Turning the Snotty Log – Part Three

Given the state of the wood as found, I am more than happy with the results.   The woodworm holes and other artifacts give it an extra helping of character that you just don’t get from a well prepared blank…



Hampshire Sheen High Gloss has worked really well on this piece with the exception of it collecting in the wormholes, but filling them with epoxy or acrylic didn’t seem the right direction to go in.

So if anyone reading this has any bright ideas, please let me know…






Turning the Snotty Log – Part 2

The outside of the bowl has now been sealed and waxed using Hampshire Sheen High Gloss, giving the results below..


Inside has been turned, sanded to 400grit, oiled and sealed.  Waxing tomorrow hopefully…

Turning The Snotty Log

A few years ago I found a ‘lump’ of timber at the side of the road following some tree maintenance.  It was pretty waterlogged due to the weather at the time,  so I put it to one side in the shed and forgot about it.

Roll forward to the present, and the initial rough work whilst deciding what to do with it is below.


It was put aside again at this point as I was unsure as to whether to proceed given the wormage and soft spots present in the wood.

However, the internet is a wonderful resource and after a bit of research I watered down some acrylic sealer, gave it a pretty good sousing and left it to dry.

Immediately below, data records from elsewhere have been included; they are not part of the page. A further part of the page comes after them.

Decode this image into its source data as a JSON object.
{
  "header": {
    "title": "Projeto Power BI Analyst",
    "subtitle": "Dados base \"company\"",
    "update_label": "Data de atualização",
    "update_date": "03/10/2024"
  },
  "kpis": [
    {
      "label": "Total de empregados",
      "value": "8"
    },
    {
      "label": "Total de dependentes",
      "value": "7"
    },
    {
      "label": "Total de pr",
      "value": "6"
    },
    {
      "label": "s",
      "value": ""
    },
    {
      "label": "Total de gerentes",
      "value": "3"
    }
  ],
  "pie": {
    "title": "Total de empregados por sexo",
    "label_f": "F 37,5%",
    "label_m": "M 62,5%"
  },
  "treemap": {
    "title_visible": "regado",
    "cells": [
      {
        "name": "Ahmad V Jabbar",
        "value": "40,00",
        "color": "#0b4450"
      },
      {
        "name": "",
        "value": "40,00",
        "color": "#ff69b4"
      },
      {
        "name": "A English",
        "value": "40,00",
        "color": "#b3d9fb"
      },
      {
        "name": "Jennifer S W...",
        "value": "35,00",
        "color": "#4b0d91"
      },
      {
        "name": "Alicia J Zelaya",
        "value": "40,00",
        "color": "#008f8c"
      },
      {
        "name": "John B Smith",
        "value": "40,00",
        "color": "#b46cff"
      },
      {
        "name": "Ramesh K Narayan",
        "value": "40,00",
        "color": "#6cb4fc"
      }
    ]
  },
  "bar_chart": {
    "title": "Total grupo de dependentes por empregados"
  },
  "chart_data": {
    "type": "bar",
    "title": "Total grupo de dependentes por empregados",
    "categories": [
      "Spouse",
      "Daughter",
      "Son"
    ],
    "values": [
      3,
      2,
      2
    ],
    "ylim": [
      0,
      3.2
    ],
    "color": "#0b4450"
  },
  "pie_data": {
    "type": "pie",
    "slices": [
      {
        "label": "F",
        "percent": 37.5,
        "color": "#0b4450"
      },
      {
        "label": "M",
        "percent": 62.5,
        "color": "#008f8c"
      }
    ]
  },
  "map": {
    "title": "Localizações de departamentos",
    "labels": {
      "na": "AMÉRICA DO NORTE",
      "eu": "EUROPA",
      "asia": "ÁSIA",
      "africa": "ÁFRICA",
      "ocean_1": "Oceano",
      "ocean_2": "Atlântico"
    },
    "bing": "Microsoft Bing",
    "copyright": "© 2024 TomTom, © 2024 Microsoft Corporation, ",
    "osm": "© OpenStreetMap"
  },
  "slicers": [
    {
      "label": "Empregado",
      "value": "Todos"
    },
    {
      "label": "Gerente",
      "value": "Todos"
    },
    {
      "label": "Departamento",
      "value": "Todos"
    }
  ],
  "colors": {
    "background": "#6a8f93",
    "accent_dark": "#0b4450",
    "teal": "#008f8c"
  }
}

The following pics show the outer well sanded and then coated with Danish Oil.


There are a couple of areas that are giving concern and which may result in the outside needing more work, but we will see.

More to follow…

Mahogany Thins Revisited

Thin #1

Well the platter is still in the same state as it was back at the end of January… So I have decided to leave it as is.

I want to keep a reminder of what can happen when a piece isn’t finished as well as it should be, but I also want to move on and not obsess over it.   Not sure what the next thin will evolve into, but hopefully I’ll get the finish right.


Mahogany Thins

Picked these up for a quid each at Turners Retreat because the price looked ok.

They aren’t really suitable for turning much other than platters or very shallow bowls but they are excellent for practicing the removal of as little wood as possible to get the desired result.

Thin #1.

This went on the lathe a couple of weeks ago and I had no definite idea of where I wanted to take it. Very much a case of seeing ‘what the wood wants to do’.

So, after a few hours of turning, sanding, oiling, sealing and finishing I had the platter seen below.

But… it’s shocking.

Not the shape, I’m really pleased with that. It also feels nice to handle, the curves flow nicely, both to the touch and the eye.

The finish, however, is awful.  And it’s all down to not getting it right at the sanding stage.

So, it’s now a case of stripping back the wax and having at it again with the sandpaper.

Updates to follow.